__DIRECTIONS__. Omit the pictures and output every entry below exactly as written.

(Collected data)
=-=-=

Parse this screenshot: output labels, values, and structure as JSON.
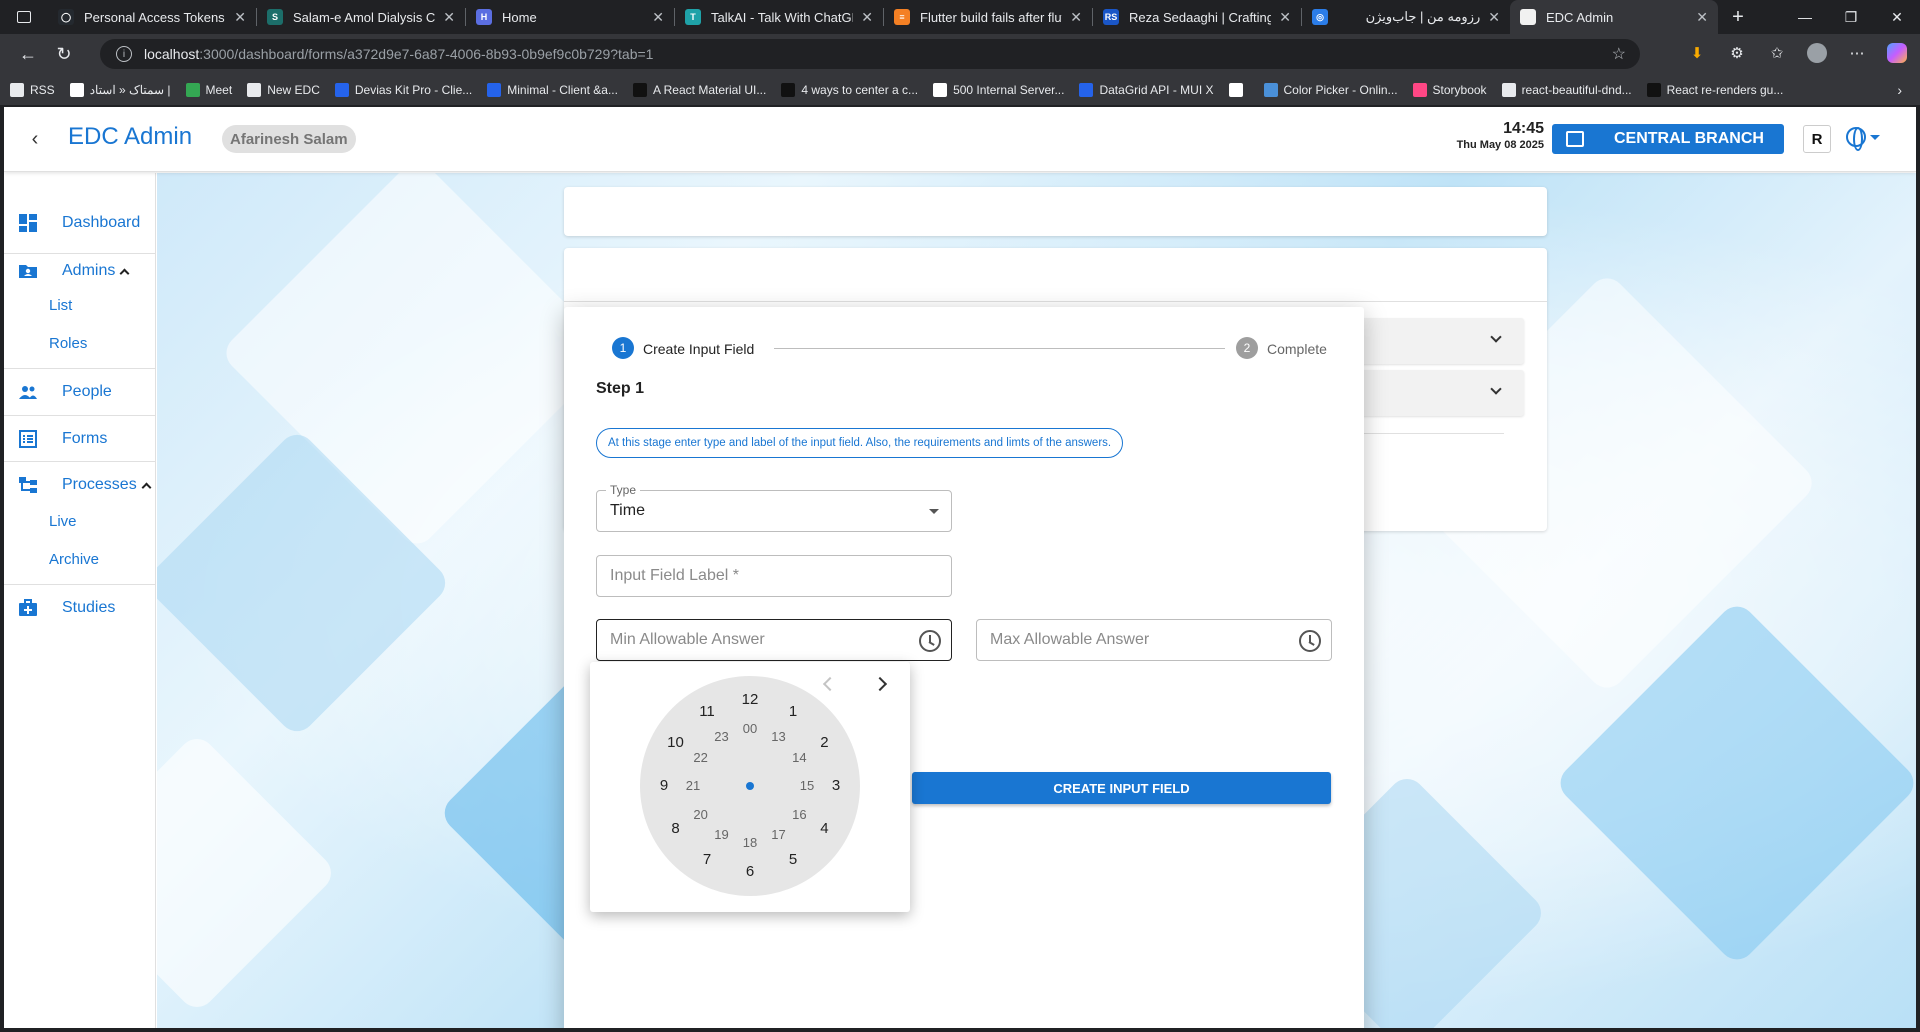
{
  "browser": {
    "tabs": [
      {
        "title": "Personal Access Tokens (Cla",
        "fav_color": "#24292f",
        "fav_glyph": "◯"
      },
      {
        "title": "Salam-e Amol Dialysis Clinic",
        "fav_color": "#1c6e6a",
        "fav_glyph": "S"
      },
      {
        "title": "Home",
        "fav_color": "#5b6ee1",
        "fav_glyph": "H"
      },
      {
        "title": "TalkAI - Talk With ChatGPT",
        "fav_color": "#1fa2a8",
        "fav_glyph": "T"
      },
      {
        "title": "Flutter build fails after flutt",
        "fav_color": "#f48024",
        "fav_glyph": "≡"
      },
      {
        "title": "Reza Sedaaghi | Crafting Sc",
        "fav_color": "#1a56c7",
        "fav_glyph": "RS"
      },
      {
        "title": "رزومه من | جاب‌ویژن",
        "fav_color": "#2b7de9",
        "fav_glyph": "◎"
      },
      {
        "title": "EDC Admin",
        "fav_color": "#f1f1f1",
        "fav_glyph": ""
      }
    ],
    "url_host": "localhost",
    "url_path": ":3000/dashboard/forms/a372d9e7-6a87-4006-8b93-0b9ef9c0b729?tab=1",
    "bookmarks": [
      {
        "label": "RSS",
        "color": "#e8eaed"
      },
      {
        "label": "سمتاک « استاد |",
        "color": "#ffffff"
      },
      {
        "label": "Meet",
        "color": "#34a853"
      },
      {
        "label": "New EDC",
        "color": "#e8eaed"
      },
      {
        "label": "Devias Kit Pro - Clie...",
        "color": "#2563eb"
      },
      {
        "label": "Minimal - Client &a...",
        "color": "#2563eb"
      },
      {
        "label": "A React Material UI...",
        "color": "#111111"
      },
      {
        "label": "4 ways to center a c...",
        "color": "#111111"
      },
      {
        "label": "500 Internal Server...",
        "color": "#ffffff"
      },
      {
        "label": "DataGrid API - MUI X",
        "color": "#2563eb"
      },
      {
        "label": "",
        "color": "#ffffff"
      },
      {
        "label": "Color Picker - Onlin...",
        "color": "#4a90d9"
      },
      {
        "label": "Storybook",
        "color": "#ff4785"
      },
      {
        "label": "react-beautiful-dnd...",
        "color": "#e8eaed"
      },
      {
        "label": "React re-renders gu...",
        "color": "#111111"
      }
    ]
  },
  "app": {
    "brand": "EDC Admin",
    "user": "Afarinesh Salam",
    "time": "14:45",
    "date": "Thu May 08 2025",
    "branch": "CENTRAL BRANCH",
    "r_button": "R"
  },
  "sidebar": {
    "dashboard": "Dashboard",
    "admins": "Admins",
    "admins_list": "List",
    "admins_roles": "Roles",
    "people": "People",
    "forms": "Forms",
    "processes": "Processes",
    "processes_live": "Live",
    "processes_archive": "Archive",
    "studies": "Studies"
  },
  "modal": {
    "step1_num": "1",
    "step1_label": "Create Input Field",
    "step2_num": "2",
    "step2_label": "Complete",
    "step_title": "Step 1",
    "hint": "At this stage enter type and label of the input field. Also, the requirements and limts of the answers.",
    "type_legend": "Type",
    "type_value": "Time",
    "label_placeholder": "Input Field Label *",
    "min_placeholder": "Min Allowable Answer",
    "max_placeholder": "Max Allowable Answer",
    "create_button": "CREATE INPUT FIELD"
  },
  "clock_picker": {
    "outer_hours": [
      "12",
      "1",
      "2",
      "3",
      "4",
      "5",
      "6",
      "7",
      "8",
      "9",
      "10",
      "11"
    ],
    "inner_hours": [
      "00",
      "13",
      "14",
      "15",
      "16",
      "17",
      "18",
      "19",
      "20",
      "21",
      "22",
      "23"
    ]
  },
  "colors": {
    "accent": "#1976d2",
    "step_inactive": "#9e9e9e"
  }
}
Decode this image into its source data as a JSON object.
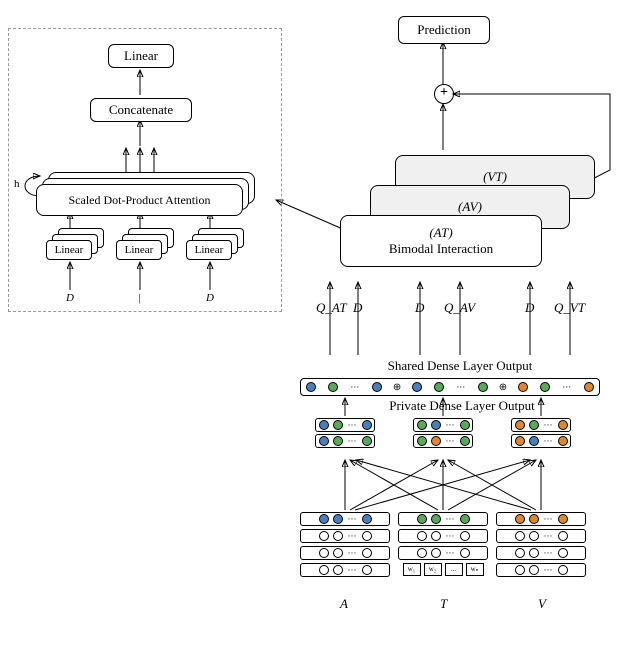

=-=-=

__SOLUTION FOR THIS EXERCISE__.
Parse this screenshot: output labels, values, and structure as JSON.
{
  "browser": {
    "tabs": [
      {
        "title": "Personal Access Tokens (Cla",
        "fav_color": "#24292f",
        "fav_glyph": "◯"
      },
      {
        "title": "Salam-e Amol Dialysis Clinic",
        "fav_color": "#1c6e6a",
        "fav_glyph": "S"
      },
      {
        "title": "Home",
        "fav_color": "#5b6ee1",
        "fav_glyph": "H"
      },
      {
        "title": "TalkAI - Talk With ChatGPT",
        "fav_color": "#1fa2a8",
        "fav_glyph": "T"
      },
      {
        "title": "Flutter build fails after flutt",
        "fav_color": "#f48024",
        "fav_glyph": "≡"
      },
      {
        "title": "Reza Sedaaghi | Crafting Sc",
        "fav_color": "#1a56c7",
        "fav_glyph": "RS"
      },
      {
        "title": "رزومه من | جاب‌ویژن",
        "fav_color": "#2b7de9",
        "fav_glyph": "◎"
      },
      {
        "title": "EDC Admin",
        "fav_color": "#f1f1f1",
        "fav_glyph": ""
      }
    ],
    "url_host": "localhost",
    "url_path": ":3000/dashboard/forms/a372d9e7-6a87-4006-8b93-0b9ef9c0b729?tab=1",
    "bookmarks": [
      {
        "label": "RSS",
        "color": "#e8eaed"
      },
      {
        "label": "سمتاک « استاد |",
        "color": "#ffffff"
      },
      {
        "label": "Meet",
        "color": "#34a853"
      },
      {
        "label": "New EDC",
        "color": "#e8eaed"
      },
      {
        "label": "Devias Kit Pro - Clie...",
        "color": "#2563eb"
      },
      {
        "label": "Minimal - Client &a...",
        "color": "#2563eb"
      },
      {
        "label": "A React Material UI...",
        "color": "#111111"
      },
      {
        "label": "4 ways to center a c...",
        "color": "#111111"
      },
      {
        "label": "500 Internal Server...",
        "color": "#ffffff"
      },
      {
        "label": "DataGrid API - MUI X",
        "color": "#2563eb"
      },
      {
        "label": "",
        "color": "#ffffff"
      },
      {
        "label": "Color Picker - Onlin...",
        "color": "#4a90d9"
      },
      {
        "label": "Storybook",
        "color": "#ff4785"
      },
      {
        "label": "react-beautiful-dnd...",
        "color": "#e8eaed"
      },
      {
        "label": "React re-renders gu...",
        "color": "#111111"
      }
    ]
  },
  "app": {
    "brand": "EDC Admin",
    "user": "Afarinesh Salam",
    "time": "14:45",
    "date": "Thu May 08 2025",
    "branch": "CENTRAL BRANCH",
    "r_button": "R"
  },
  "sidebar": {
    "dashboard": "Dashboard",
    "admins": "Admins",
    "admins_list": "List",
    "admins_roles": "Roles",
    "people": "People",
    "forms": "Forms",
    "processes": "Processes",
    "processes_live": "Live",
    "processes_archive": "Archive",
    "studies": "Studies"
  },
  "modal": {
    "step1_num": "1",
    "step1_label": "Create Input Field",
    "step2_num": "2",
    "step2_label": "Complete",
    "step_title": "Step 1",
    "hint": "At this stage enter type and label of the input field. Also, the requirements and limts of the answers.",
    "type_legend": "Type",
    "type_value": "Time",
    "label_placeholder": "Input Field Label *",
    "min_placeholder": "Min Allowable Answer",
    "max_placeholder": "Max Allowable Answer",
    "create_button": "CREATE INPUT FIELD"
  },
  "clock_picker": {
    "outer_hours": [
      "12",
      "1",
      "2",
      "3",
      "4",
      "5",
      "6",
      "7",
      "8",
      "9",
      "10",
      "11"
    ],
    "inner_hours": [
      "00",
      "13",
      "14",
      "15",
      "16",
      "17",
      "18",
      "19",
      "20",
      "21",
      "22",
      "23"
    ]
  },
  "colors": {
    "accent": "#1976d2",
    "step_inactive": "#9e9e9e"
  }
}
Decode this image into its source data as a JSON object.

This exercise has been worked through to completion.